The perennial maverick spirit, David Thomas currently pursues several parallel musical careers, combining his long-standing role as helmsman of the legendary avant-rockers Pere Ubu, with more frequent outings taken in the company of the guitarist Keith Moliné and the trumpeter Andy Diagram, late of James. But then, if any artist is big enough to cope with two careers, it's the former Crocus Behemoth. "Outings" is the operative word here, as Surf's Up! continues the vein of peripatetic reflections that produced both Ubu's Pennsylvania from 1998 and Thomas's 1999 live album Mirror Man, with tracks like "Runaway" and "Night Driving" evoking the restless pioneer spirit and wide-open spaces of the American psyche, and "River" delineating the dark currents separating the singer from a people whose "faces are haunted, [and] their houses are haunted as well". Always sensitive to his surroundings, and to the distance between people, Thomas's sojourns seem coloured by the conflict between his own inquisitiveness and the suspicion with which it's greeted, he being the exemplary outsider who's obviously "not from around these parts", wherever he may be. "They leave the lights on in this town all night, for fear of the darkness," he observes in "Ghosts", the menacing intimacy of his delivery underscored by spooky slide guitar and inebriated trumpet.
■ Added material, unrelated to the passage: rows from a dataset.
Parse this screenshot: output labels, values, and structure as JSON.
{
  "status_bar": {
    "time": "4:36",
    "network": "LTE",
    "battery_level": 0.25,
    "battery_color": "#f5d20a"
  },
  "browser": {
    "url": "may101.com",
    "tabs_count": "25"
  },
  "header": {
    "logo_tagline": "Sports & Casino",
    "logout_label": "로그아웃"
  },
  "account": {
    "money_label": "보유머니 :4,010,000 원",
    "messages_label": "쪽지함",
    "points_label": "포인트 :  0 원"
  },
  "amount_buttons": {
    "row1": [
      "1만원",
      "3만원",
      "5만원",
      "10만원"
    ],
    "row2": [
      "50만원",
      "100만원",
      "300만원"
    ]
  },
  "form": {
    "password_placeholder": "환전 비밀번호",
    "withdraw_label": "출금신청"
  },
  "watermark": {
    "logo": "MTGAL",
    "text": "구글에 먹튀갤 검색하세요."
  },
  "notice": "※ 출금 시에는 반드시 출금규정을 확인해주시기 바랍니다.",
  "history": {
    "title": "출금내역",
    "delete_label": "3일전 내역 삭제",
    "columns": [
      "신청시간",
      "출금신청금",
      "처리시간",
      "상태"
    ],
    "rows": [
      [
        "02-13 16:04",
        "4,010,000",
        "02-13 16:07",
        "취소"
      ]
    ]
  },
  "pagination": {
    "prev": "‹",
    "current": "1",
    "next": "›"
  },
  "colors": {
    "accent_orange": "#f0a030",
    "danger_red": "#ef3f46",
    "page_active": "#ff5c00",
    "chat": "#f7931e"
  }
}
But it's not entirely sinister territory he traverses here: the undertow of absurdist humour that marks all Thomas's work helps lighten the gloomier corners of Surf's Up!, while the title-track itself brings a deeper pathos to the Beach Boys classic than even Brian Wilson envisaged. The trio's musical range confounds the apparent restrictions of their line-up, with both Moliné and Diagram employing batteries of effects to build up banks of different instrumental voices with which to accompany Thomas's vocals and lowing melodeon (a kind of accordion). So inventive is their approach that in some cases, it's virtually impossible to tell which of them is producing a particular sound. And while both Pale Boys are individually capable of searing solos - Diagram's cat-on-a-hot-tin-roof break in "Runaway" is particularly thrilling - they also know when to keep it simple, and when not to play at all: the most moving piece on the album, "Come Home/Green River", is also the most minimal, with the drone of melodeon matched by a persistent one-note guitar presence and trumpet monotones that swell out in waves, producing an effect akin to the horns on Love's Forever Changes. An object lesson in the art of balancing methods and means, from a modern master.
The Wire, Feb 2001, Don Watson
Although it is difficult to imagine Ubu having employed a banjo, the sheer attack of opening track "Runaway" creates the same rattling resonance with the human skeleton as the corrosive "Non-Alignment Pact" managed all those years ago... "Man In The Dark combines Thomas's characteristic eccentric invention with a genuinely heartbreaking melody in a manner that recalls and then surpasses Swordfishtrombones period Tom Waits. Thomas's vision is more garish, more disturbing than Waits' perfectly crafted sepia portraits, and it is just as moving... Indeed, he shares with the film maker [David Lynch] the ability to parody a genre while simultaneously unlocking its forgotten power. This is precisely the effect he creates with the self-conscious noirisms of "Night Driving" and "Ghosts", in which his superbly evocative language flickers past like road signs. The version of The Beach Boys' "Surf's Up" fulfills the promise contained in Wilson's own voice and piano version from the discarded Smile album, revealing just how emotive Thomas's voice can be, over a spare soundscape created by Pale Boy guitarist Keith Moliné and trumpeter Andy Diagram, who provide superb backdrops of light and shadow throughout...Amazing